|International Classification||H01L29/786, H01L21/336, H01L29/423|
|Cooperative Classification||H01L29/78696, Y10S977/938, Y10S977/742, Y10S977/842, H01L29/42384, H01L51/0048, H01L29/78645, B82Y10/00, H01L29/785, H01L29/0665, H01L29/42392, H01L29/772, H01L29/1033, H01L29/66795, H01L29/0673, H01L29/4908, H01L29/7854, H01L51/0554, H01L29/41791|
|European Classification||B82Y10/00, H01L29/66M6T6F16F, H01L29/772, H01L29/06C6, H01L51/00M4D, H01L29/10D2B, H01L51/05B2B8B, H01L29/06C6W2, H01L29/49B, H01L29/423D2B8G, H01L29/423D2B8, H01L29/78S|
|Oct 6, 2003||AS||Assignment|
Owner name: INTEL CORPORATION, CALIFORNIA
Free format text: ASSIGNMENT OF ASSIGNORS INTEREST;ASSIGNORS:ZHANG, YUEGANG;DOYLE, BRIAN S.;BOURIANOFF, GEORGE I.;REEL/FRAME:014555/0001;SIGNING DATES FROM 20030822 TO 20030925
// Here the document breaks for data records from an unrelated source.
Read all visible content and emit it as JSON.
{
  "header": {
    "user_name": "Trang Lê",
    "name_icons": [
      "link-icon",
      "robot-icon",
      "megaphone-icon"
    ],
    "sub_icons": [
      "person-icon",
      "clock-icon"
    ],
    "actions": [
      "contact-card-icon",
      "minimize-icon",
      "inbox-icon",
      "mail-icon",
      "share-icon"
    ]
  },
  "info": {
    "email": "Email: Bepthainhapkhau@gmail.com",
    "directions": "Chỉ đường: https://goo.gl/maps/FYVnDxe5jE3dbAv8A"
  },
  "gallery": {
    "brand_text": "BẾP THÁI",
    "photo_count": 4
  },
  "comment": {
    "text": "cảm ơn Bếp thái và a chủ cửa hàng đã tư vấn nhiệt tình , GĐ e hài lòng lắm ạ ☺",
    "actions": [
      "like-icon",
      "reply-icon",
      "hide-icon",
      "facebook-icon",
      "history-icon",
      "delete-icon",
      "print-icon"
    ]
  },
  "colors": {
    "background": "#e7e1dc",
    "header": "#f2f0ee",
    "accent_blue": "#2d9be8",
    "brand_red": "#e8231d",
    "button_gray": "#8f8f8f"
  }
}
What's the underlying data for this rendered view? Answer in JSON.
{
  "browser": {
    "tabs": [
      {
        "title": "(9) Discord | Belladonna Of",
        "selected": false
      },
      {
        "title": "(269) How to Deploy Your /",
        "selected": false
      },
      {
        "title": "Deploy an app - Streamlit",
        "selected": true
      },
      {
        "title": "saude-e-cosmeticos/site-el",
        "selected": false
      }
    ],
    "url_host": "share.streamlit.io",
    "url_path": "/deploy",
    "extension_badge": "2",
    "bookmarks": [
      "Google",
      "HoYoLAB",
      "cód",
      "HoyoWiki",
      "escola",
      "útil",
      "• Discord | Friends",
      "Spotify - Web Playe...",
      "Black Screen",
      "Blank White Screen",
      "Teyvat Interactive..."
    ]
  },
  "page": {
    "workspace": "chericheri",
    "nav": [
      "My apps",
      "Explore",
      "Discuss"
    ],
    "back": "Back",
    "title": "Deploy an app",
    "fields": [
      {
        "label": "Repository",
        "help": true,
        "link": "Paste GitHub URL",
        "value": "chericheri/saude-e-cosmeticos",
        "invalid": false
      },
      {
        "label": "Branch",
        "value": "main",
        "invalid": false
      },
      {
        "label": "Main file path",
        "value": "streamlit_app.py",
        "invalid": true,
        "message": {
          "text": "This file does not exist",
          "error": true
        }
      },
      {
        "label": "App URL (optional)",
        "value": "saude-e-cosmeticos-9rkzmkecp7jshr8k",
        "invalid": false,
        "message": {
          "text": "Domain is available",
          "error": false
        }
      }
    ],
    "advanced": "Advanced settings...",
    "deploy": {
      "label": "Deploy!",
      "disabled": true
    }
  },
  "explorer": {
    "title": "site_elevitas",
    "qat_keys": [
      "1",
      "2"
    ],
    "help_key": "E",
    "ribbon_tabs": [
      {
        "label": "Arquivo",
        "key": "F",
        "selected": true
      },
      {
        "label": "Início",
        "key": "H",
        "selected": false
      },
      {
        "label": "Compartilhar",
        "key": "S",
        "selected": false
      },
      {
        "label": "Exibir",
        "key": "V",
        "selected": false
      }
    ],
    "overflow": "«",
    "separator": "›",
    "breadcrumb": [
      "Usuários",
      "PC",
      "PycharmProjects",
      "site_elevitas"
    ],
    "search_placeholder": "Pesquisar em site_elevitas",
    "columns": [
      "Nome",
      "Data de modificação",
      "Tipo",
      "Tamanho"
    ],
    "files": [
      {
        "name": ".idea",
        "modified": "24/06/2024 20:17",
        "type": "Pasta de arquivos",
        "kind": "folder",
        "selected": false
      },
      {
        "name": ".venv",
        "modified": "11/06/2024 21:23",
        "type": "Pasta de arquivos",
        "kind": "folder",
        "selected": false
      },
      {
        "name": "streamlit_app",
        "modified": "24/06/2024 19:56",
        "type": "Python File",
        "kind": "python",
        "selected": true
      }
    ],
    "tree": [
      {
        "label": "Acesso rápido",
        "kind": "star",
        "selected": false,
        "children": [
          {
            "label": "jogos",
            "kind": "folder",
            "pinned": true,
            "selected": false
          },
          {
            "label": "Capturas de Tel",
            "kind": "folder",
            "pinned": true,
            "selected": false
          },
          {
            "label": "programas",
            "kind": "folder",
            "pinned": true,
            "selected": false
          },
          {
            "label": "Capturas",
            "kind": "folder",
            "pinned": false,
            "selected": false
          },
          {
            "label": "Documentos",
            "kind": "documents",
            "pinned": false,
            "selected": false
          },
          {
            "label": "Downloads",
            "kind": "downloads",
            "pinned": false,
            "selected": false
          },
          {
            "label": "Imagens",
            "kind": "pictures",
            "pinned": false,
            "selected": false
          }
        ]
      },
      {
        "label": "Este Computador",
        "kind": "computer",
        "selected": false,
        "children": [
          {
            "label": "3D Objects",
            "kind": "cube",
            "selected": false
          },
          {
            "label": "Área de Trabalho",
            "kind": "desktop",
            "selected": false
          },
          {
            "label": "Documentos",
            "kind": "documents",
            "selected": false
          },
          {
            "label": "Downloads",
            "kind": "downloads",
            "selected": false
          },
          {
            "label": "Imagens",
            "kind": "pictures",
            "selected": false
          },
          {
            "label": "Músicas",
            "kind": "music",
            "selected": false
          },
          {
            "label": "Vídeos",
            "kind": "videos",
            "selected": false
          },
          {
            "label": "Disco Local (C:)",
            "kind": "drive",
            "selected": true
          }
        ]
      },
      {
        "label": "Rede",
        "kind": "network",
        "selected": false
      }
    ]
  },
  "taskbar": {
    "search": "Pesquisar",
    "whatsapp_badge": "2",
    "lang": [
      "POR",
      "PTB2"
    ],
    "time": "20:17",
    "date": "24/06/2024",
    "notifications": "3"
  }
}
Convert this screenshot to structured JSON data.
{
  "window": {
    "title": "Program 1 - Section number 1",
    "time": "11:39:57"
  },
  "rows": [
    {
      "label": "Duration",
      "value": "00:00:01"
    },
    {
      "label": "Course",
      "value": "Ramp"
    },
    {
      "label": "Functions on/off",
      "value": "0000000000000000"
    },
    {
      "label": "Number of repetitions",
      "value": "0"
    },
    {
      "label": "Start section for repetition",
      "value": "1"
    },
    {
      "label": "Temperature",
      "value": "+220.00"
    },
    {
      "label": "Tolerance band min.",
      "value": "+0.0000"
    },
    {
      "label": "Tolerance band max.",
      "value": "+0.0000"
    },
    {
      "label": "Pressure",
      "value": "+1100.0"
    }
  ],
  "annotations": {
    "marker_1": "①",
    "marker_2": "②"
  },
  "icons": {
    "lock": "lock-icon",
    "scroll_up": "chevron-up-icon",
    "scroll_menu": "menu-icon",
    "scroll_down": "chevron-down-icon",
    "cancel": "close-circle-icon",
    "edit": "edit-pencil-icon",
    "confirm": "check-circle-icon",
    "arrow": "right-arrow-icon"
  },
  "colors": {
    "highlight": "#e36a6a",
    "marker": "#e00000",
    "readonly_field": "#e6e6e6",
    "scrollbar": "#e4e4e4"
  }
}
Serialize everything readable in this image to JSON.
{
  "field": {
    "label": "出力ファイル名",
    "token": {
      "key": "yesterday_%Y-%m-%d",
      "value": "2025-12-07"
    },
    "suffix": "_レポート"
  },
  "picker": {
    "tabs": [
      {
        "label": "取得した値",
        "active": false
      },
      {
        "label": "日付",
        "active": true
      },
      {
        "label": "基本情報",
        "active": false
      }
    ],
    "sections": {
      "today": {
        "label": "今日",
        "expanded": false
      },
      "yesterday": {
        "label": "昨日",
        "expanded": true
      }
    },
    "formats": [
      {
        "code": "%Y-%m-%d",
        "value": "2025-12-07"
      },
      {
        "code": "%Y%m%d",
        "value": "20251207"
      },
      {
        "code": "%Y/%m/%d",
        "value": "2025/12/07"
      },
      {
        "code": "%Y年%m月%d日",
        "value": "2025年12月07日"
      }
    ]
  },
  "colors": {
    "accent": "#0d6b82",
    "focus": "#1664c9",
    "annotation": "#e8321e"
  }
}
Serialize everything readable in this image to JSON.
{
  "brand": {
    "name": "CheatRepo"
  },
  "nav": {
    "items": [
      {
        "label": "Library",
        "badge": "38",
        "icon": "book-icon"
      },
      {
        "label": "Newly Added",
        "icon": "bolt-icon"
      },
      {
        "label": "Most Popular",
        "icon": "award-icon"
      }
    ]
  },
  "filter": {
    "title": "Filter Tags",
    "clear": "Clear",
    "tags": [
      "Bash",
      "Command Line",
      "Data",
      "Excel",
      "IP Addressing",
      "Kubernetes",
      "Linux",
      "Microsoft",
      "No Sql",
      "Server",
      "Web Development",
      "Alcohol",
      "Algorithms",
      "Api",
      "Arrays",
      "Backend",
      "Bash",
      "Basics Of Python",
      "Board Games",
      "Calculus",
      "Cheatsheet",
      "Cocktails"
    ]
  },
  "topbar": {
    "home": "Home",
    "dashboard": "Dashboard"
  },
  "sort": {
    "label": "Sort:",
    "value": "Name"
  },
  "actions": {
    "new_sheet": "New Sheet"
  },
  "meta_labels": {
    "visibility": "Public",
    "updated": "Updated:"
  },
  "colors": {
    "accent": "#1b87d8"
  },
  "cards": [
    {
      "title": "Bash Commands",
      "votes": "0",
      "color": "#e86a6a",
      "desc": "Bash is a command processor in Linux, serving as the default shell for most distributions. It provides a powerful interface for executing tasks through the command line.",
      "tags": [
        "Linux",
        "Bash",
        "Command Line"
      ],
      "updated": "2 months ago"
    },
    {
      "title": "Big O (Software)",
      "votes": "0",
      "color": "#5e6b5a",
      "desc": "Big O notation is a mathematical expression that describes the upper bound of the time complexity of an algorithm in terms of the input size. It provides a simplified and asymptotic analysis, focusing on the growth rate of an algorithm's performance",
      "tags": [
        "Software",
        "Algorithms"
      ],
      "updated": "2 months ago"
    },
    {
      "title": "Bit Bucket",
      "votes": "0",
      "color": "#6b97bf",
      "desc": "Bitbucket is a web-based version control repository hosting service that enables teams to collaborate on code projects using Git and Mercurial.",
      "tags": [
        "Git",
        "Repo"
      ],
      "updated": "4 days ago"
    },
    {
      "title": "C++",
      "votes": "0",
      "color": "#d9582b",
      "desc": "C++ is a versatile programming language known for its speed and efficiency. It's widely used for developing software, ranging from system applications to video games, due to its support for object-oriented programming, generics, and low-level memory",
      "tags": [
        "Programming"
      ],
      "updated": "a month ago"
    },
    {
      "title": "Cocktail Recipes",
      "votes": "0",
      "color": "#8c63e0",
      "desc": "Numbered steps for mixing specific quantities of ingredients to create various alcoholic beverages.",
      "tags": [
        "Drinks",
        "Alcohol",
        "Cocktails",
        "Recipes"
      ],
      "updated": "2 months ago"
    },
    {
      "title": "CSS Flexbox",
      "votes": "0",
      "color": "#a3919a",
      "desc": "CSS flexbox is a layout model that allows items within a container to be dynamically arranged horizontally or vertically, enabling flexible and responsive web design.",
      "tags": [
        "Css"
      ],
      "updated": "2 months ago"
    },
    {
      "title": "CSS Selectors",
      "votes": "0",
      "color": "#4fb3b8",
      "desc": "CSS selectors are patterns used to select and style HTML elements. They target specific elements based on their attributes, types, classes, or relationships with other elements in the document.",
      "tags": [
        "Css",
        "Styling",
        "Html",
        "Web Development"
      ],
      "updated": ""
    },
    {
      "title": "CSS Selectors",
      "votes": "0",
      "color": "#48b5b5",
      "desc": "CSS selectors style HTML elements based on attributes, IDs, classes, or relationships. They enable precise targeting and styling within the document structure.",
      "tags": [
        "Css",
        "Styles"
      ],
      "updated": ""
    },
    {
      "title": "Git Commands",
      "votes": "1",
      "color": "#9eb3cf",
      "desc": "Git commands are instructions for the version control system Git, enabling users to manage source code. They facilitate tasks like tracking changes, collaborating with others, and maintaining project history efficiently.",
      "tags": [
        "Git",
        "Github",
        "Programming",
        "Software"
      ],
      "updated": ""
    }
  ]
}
|Jun 3, 2009||FPAY||Fee payment|
Year of fee payment: 4
|Mar 8, 2013||FPAY||Fee payment|
Year of fee payment: 8